Candidates favored by local authorities have been defeated in some elections, although, in general, the CCP dominated the local electoral process. Approximately 60 percent of the members elected to the village committees were Party members. National-level election procedures mandate secret ballots and require villagers to be given ballots with space for write-in candidates, and these requirements were implemented in most cases. In elections for district level people's congresses, independent candidates were elected in Guangdong Province in May and in Beijing in December.
Corruption remained an endemic problem. The courts and Party agencies took disciplinary action against some public and Party officials during the year. According to the Supreme People's Procuratorate, prosecutors at all levels investigated 207,103 cases of embezzlement, bribery, and other functionary crimes during the 1997-2002 period. During that period, 83,308 public officials were convicted for graft or bribery, a 65 percent increase over the previous 5-year period, according to the Supreme People's Court. In April, the Minister of Supervision reported that 860,000 corruption cases were filed against Party members from 1997 to 2002, resulting in over 137,000 expulsions and disciplinary action in over 98 percent of cases. The Party's Central Discipline and Inspection Commission also played an important role in investigating corruption and official malfeasance but published no statistics and, in some cases, reportedly acted as a substitute for sanctions by the courts and other legal agencies.

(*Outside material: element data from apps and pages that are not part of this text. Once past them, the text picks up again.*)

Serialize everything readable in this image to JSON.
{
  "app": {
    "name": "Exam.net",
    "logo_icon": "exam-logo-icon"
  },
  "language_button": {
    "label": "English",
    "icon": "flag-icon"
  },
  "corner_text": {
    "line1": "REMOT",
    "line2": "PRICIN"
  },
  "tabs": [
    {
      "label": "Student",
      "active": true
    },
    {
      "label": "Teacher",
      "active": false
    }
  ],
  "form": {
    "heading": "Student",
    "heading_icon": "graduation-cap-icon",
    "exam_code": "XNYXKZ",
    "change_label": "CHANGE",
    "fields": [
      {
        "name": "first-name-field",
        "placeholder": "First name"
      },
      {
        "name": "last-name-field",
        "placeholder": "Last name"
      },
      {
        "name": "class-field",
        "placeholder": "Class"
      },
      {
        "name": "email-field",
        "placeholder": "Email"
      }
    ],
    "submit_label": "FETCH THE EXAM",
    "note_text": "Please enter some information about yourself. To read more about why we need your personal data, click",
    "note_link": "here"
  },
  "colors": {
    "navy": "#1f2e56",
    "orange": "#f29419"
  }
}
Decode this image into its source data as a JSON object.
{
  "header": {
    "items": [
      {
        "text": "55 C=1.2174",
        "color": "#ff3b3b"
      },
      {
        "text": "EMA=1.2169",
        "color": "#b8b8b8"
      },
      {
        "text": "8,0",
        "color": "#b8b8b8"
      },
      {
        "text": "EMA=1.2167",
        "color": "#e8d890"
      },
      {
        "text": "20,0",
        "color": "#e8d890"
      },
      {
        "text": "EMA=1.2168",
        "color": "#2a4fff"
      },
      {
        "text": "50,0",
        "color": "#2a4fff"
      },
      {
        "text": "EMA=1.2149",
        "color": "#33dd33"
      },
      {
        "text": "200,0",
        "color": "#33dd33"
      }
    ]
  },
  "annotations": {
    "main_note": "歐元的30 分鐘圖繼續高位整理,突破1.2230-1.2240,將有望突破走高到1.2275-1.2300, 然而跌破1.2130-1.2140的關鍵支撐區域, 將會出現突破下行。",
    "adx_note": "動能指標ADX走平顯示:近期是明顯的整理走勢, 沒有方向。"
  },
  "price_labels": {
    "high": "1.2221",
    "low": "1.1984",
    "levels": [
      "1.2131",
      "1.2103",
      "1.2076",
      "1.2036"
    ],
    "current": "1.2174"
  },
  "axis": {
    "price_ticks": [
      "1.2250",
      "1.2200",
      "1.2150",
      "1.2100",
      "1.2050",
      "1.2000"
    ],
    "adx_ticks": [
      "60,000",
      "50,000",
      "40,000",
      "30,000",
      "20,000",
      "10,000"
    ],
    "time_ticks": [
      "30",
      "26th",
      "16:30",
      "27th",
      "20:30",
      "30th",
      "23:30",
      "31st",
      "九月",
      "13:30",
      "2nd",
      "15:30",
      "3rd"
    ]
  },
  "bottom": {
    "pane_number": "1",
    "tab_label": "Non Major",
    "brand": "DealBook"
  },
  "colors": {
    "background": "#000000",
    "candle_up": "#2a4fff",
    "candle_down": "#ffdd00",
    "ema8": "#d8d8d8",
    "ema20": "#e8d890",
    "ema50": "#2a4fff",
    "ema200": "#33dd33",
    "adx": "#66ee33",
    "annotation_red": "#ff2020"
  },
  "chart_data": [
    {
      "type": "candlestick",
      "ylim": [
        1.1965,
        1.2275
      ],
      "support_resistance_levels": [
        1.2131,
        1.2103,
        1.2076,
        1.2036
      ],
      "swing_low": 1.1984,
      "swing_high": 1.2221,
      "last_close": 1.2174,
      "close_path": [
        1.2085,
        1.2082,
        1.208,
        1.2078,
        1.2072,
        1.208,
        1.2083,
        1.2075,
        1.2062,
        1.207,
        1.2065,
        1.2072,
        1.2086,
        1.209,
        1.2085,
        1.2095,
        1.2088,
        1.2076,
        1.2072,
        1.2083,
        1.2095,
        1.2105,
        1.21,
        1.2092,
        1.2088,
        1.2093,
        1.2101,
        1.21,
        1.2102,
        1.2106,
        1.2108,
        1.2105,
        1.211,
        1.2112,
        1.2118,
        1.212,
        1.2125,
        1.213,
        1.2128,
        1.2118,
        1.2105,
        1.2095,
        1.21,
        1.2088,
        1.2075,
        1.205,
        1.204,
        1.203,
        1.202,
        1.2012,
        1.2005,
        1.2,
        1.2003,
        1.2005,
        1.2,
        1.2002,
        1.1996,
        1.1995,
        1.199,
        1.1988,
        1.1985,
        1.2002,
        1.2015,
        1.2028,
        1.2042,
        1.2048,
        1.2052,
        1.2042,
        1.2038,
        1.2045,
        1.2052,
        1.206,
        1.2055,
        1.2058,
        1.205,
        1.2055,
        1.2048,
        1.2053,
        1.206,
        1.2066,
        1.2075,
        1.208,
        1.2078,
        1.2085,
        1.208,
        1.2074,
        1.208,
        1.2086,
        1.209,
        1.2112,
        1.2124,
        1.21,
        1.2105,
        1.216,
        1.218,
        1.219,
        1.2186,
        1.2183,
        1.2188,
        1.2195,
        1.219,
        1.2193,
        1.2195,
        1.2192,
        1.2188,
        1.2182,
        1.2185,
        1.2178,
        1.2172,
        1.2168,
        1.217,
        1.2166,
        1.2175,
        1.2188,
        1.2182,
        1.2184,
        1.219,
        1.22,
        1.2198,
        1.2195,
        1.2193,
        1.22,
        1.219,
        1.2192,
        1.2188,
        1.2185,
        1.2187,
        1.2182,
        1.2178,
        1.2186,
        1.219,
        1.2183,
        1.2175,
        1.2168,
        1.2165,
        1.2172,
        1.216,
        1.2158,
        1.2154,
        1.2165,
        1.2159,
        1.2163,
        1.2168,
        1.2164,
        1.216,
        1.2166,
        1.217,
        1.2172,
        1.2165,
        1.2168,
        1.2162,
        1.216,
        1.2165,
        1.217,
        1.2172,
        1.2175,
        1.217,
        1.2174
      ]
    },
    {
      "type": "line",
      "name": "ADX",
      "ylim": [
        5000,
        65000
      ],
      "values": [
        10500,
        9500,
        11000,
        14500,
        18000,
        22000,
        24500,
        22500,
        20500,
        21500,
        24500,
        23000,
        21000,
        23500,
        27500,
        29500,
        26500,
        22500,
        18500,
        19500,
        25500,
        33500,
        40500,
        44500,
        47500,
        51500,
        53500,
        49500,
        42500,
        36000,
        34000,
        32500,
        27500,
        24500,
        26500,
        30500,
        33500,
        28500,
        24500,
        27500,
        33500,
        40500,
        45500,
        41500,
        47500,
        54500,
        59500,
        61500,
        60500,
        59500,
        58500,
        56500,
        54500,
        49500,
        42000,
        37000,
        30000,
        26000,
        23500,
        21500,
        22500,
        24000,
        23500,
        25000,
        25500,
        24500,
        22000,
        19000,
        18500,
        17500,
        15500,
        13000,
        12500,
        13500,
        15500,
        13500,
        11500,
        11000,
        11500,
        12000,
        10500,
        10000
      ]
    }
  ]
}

The Constitution provides for freedom of association. However, in practice, workers were not free to organize or join unions of their own choosing. The All-China Federation of Trade Unions (ACFTU), which was controlled by the Communist Party and headed by a high-level Party official, was the sole legal workers' organization. The Trade Union Law gives the ACFTU control over the establishment and operation of all subsidiary union organizations and activities throughout the country, including enterprise-level unions. The Trade Union Law also allows workers to decide whether to join official unions in their enterprises. There were no reports of repercussions for the small percentage of workers in the state-owned sector that had not joined. Independent unions are illegal.
Although the ACFTU and its constituent unions had a monopoly on trade union activity, their influence over the workplace diminished with the economic reforms of recent years. ACFTU unions were relatively powerless to protect the tens of millions of members who have lost their jobs or had their wages or benefits delayed or cut in the massive restructuring of state-owned enterprises (SOEs). The unions have, however, provided some benefits and reemployment assistance to affected workers. The ACFTU had difficulty organizing in the country's rapidly growing private and foreign-invested sectors, where union membership during the year was estimated to be less than 20 percent. With declines in the state-owned sector and organizational weakness outside the state sector, the ACFTU's membership declined from nearly 100 percent of the urban workforce during the height of the planned economy to approximately 50 percent in recent years. The ACFTU reported a membership of 130 million at the end of 2002, out of an estimated 248 million urban workers.